### What the task asks
Give back each line below verbatim.

[Collected data]
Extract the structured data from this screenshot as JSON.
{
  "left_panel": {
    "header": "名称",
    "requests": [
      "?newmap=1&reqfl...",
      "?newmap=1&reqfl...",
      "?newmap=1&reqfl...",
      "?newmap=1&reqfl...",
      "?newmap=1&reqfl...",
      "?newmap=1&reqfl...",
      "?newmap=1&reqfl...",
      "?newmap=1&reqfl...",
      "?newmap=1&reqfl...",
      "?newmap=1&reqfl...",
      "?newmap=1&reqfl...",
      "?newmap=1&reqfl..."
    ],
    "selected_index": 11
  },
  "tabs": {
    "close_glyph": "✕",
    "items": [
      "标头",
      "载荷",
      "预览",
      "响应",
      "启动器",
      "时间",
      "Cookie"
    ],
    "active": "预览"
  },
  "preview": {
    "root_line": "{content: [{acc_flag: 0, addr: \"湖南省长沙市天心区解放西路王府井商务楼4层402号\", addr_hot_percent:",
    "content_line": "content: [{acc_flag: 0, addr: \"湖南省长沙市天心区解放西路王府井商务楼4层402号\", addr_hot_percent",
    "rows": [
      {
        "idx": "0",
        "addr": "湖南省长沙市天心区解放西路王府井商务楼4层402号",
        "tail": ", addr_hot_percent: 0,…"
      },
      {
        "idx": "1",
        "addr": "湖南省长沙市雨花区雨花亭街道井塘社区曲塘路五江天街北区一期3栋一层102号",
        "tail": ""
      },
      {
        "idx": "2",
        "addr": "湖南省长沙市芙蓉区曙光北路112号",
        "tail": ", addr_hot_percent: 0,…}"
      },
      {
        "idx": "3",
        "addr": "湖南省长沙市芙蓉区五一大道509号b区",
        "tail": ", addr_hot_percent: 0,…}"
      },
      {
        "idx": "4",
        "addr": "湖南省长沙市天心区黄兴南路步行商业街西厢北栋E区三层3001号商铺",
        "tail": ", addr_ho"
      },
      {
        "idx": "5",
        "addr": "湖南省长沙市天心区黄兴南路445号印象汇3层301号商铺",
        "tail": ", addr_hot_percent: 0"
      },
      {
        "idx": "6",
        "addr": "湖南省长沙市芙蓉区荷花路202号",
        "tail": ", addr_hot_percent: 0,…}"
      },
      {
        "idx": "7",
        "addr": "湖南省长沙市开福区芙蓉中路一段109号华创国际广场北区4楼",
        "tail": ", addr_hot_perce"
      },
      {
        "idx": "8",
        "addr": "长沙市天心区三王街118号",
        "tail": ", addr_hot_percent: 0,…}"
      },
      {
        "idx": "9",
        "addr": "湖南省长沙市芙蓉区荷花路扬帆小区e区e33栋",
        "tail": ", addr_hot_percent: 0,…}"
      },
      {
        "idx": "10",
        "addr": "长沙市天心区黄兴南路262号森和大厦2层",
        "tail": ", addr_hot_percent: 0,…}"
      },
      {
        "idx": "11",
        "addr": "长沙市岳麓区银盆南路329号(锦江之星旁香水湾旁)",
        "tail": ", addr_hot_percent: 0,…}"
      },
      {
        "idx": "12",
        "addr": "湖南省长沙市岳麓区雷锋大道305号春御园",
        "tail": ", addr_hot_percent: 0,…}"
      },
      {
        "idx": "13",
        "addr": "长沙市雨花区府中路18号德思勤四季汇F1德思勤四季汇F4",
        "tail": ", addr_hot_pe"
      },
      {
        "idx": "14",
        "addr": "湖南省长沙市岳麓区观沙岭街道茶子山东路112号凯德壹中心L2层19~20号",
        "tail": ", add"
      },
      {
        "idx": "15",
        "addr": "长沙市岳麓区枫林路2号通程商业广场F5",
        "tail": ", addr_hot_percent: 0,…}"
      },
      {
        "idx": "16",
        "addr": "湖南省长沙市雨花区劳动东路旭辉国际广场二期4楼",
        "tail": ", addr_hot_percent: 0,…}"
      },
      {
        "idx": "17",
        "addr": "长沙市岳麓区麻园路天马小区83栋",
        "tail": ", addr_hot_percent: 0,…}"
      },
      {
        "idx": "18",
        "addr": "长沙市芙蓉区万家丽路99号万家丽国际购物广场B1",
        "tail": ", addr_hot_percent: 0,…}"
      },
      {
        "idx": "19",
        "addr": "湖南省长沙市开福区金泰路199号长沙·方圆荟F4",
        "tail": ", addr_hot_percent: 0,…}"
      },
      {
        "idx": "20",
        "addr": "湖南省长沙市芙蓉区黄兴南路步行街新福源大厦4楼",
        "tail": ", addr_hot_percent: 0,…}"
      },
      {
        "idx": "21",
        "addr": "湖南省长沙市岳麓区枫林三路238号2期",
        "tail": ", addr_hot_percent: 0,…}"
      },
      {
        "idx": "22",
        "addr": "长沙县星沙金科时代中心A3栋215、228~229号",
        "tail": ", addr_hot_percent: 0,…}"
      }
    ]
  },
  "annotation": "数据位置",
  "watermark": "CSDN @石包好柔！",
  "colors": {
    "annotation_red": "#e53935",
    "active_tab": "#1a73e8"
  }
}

### Result of the exercise
Extract the structured data from this screenshot as JSON.
{
  "left_panel": {
    "header": "名称",
    "requests": [
      "?newmap=1&reqfl...",
      "?newmap=1&reqfl...",
      "?newmap=1&reqfl...",
      "?newmap=1&reqfl...",
      "?newmap=1&reqfl...",
      "?newmap=1&reqfl...",
      "?newmap=1&reqfl...",
      "?newmap=1&reqfl...",
      "?newmap=1&reqfl...",
      "?newmap=1&reqfl...",
      "?newmap=1&reqfl...",
      "?newmap=1&reqfl..."
    ],
    "selected_index": 11
  },
  "tabs": {
    "close_glyph": "✕",
    "items": [
      "标头",
      "载荷",
      "预览",
      "响应",
      "启动器",
      "时间",
      "Cookie"
    ],
    "active": "预览"
  },
  "preview": {
    "root_line": "{content: [{acc_flag: 0, addr: \"湖南省长沙市天心区解放西路王府井商务楼4层402号\", addr_hot_percent:",
    "content_line": "content: [{acc_flag: 0, addr: \"湖南省长沙市天心区解放西路王府井商务楼4层402号\", addr_hot_percent",
    "rows": [
      {
        "idx": "0",
        "addr": "湖南省长沙市天心区解放西路王府井商务楼4层402号",
        "tail": ", addr_hot_percent: 0,…"
      },
      {
        "idx": "1",
        "addr": "湖南省长沙市雨花区雨花亭街道井塘社区曲塘路五江天街北区一期3栋一层102号",
        "tail": ""
      },
      {
        "idx": "2",
        "addr": "湖南省长沙市芙蓉区曙光北路112号",
        "tail": ", addr_hot_percent: 0,…}"
      },
      {
        "idx": "3",
        "addr": "湖南省长沙市芙蓉区五一大道509号b区",
        "tail": ", addr_hot_percent: 0,…}"
      },
      {
        "idx": "4",
        "addr": "湖南省长沙市天心区黄兴南路步行商业街西厢北栋E区三层3001号商铺",
        "tail": ", addr_ho"
      },
      {
        "idx": "5",
        "addr": "湖南省长沙市天心区黄兴南路445号印象汇3层301号商铺",
        "tail": ", addr_hot_percent: 0"
      },
      {
        "idx": "6",
        "addr": "湖南省长沙市芙蓉区荷花路202号",
        "tail": ", addr_hot_percent: 0,…}"
      },
      {
        "idx": "7",
        "addr": "湖南省长沙市开福区芙蓉中路一段109号华创国际广场北区4楼",
        "tail": ", addr_hot_perce"
      },
      {
        "idx": "8",
        "addr": "长沙市天心区三王街118号",
        "tail": ", addr_hot_percent: 0,…}"
      },
      {
        "idx": "9",
        "addr": "湖南省长沙市芙蓉区荷花路扬帆小区e区e33栋",
        "tail": ", addr_hot_percent: 0,…}"
      },
      {
        "idx": "10",
        "addr": "长沙市天心区黄兴南路262号森和大厦2层",
        "tail": ", addr_hot_percent: 0,…}"
      },
      {
        "idx": "11",
        "addr": "长沙市岳麓区银盆南路329号(锦江之星旁香水湾旁)",
        "tail": ", addr_hot_percent: 0,…}"
      },
      {
        "idx": "12",
        "addr": "湖南省长沙市岳麓区雷锋大道305号春御园",
        "tail": ", addr_hot_percent: 0,…}"
      },
      {
        "idx": "13",
        "addr": "长沙市雨花区府中路18号德思勤四季汇F1德思勤四季汇F4",
        "tail": ", addr_hot_pe"
      },
      {
        "idx": "14",
        "addr": "湖南省长沙市岳麓区观沙岭街道茶子山东路112号凯德壹中心L2层19~20号",
        "tail": ", add"
      },
      {
        "idx": "15",
        "addr": "长沙市岳麓区枫林路2号通程商业广场F5",
        "tail": ", addr_hot_percent: 0,…}"
      },
      {
        "idx": "16",
        "addr": "湖南省长沙市雨花区劳动东路旭辉国际广场二期4楼",
        "tail": ", addr_hot_percent: 0,…}"
      },
      {
        "idx": "17",
        "addr": "长沙市岳麓区麻园路天马小区83栋",
        "tail": ", addr_hot_percent: 0,…}"
      },
      {
        "idx": "18",
        "addr": "长沙市芙蓉区万家丽路99号万家丽国际购物广场B1",
        "tail": ", addr_hot_percent: 0,…}"
      },
      {
        "idx": "19",
        "addr": "湖南省长沙市开福区金泰路199号长沙·方圆荟F4",
        "tail": ", addr_hot_percent: 0,…}"
      },
      {
        "idx": "20",
        "addr": "湖南省长沙市芙蓉区黄兴南路步行街新福源大厦4楼",
        "tail": ", addr_hot_percent: 0,…}"
      },
      {
        "idx": "21",
        "addr": "湖南省长沙市岳麓区枫林三路238号2期",
        "tail": ", addr_hot_percent: 0,…}"
      },
      {
        "idx": "22",
        "addr": "长沙县星沙金科时代中心A3栋215、228~229号",
        "tail": ", addr_hot_percent: 0,…}"
      }
    ]
  },
  "annotation": "数据位置",
  "watermark": "CSDN @石包好柔！",
  "colors": {
    "annotation_red": "#e53935",
    "active_tab": "#1a73e8"
  }
}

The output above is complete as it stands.